JP’s and my stories really got me thinking about life on the road, and all the stories and things that makes up the touring life of Canadian artists. From the struggling underground musician busking his way across the country, to the successful arena bands travelling in convoys and five-star hotels. There have been so many amazing people, places, stories and random encounters that form the backdrop of mine and his touring life amongst the undreds of others, that someone needs to capture some of it, I guess in some way that’s what Im attempting with this blog.

Windsor, Sudbury and Thunder bay, Kanora, Dryden, Brandon are working class towns. When I think of that Pogues song Dirty Ol’ Town, I think of places like these, not that they’re dirty, they are well kept and clean, but mostly because of the spirit of these towns, of hard working people, of honest people who are very different than you and I, they live in a very different existence, one that isn’t as fast paced and get-ahead crazy as the bogie megalopolises we live in. It’s this kind of place that inspires, its this kind of place that awakens something fast asleep in the heart. Neil Young, Bachman, Joni Mitchell, and countless others have all sung about these places in some way or another.  It’s this kind of place that makes me feel alive. Oh Canada!

Although some of these stories may be sometimes mundane or insane, successful or catastrophic, hilarious or sad, tame or wild, generous or cruel, they are still captivating stories of touring life. The touring life is like a vacuum. It isn’t real. It’s a very strange existence in many ways. Come to a city at light speed, stay for a night , play a show, leave ear;y the next morning. Of all the stuff around the music itself around the shows, these stories are fuelled by the most interesting characters in life, the fans, friends, promoters, bartenders, producers, technicians, hosts, record store managers, enemies, life-savers, merch people, managers, security guards, van drivers, crazies, drunks, bus drivers, random strangers, shit-disturbers, innocent bystanders and most of all, the average folk who have always supported the music scene especially the indies in which they believe.

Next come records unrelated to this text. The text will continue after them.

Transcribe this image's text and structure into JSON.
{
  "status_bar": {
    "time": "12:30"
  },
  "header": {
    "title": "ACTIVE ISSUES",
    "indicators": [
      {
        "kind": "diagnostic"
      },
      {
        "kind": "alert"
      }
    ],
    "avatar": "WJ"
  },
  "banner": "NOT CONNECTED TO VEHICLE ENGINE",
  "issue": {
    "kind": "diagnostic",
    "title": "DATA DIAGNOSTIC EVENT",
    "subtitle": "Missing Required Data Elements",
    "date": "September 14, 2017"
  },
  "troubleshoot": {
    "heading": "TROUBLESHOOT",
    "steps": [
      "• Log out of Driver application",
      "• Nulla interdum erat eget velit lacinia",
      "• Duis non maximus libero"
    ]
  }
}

I hope I’m bringing joy or something entertaining into their lives! I know it’s bringing me an immense sense of satisfaction that I’m doing this and actually getting paid and getting some recognition. I’m a staunch believer that in life, you only ever really love what you do, if you do what you love. I live by that Creedence.

Speak soon lovelies, in the meantime, here is an article by my buddy Nick Lyons who also has a great blog called  Milk and Honey. You besy checkkit!

Here is the article he wrote for Monday Mag on the JCEX.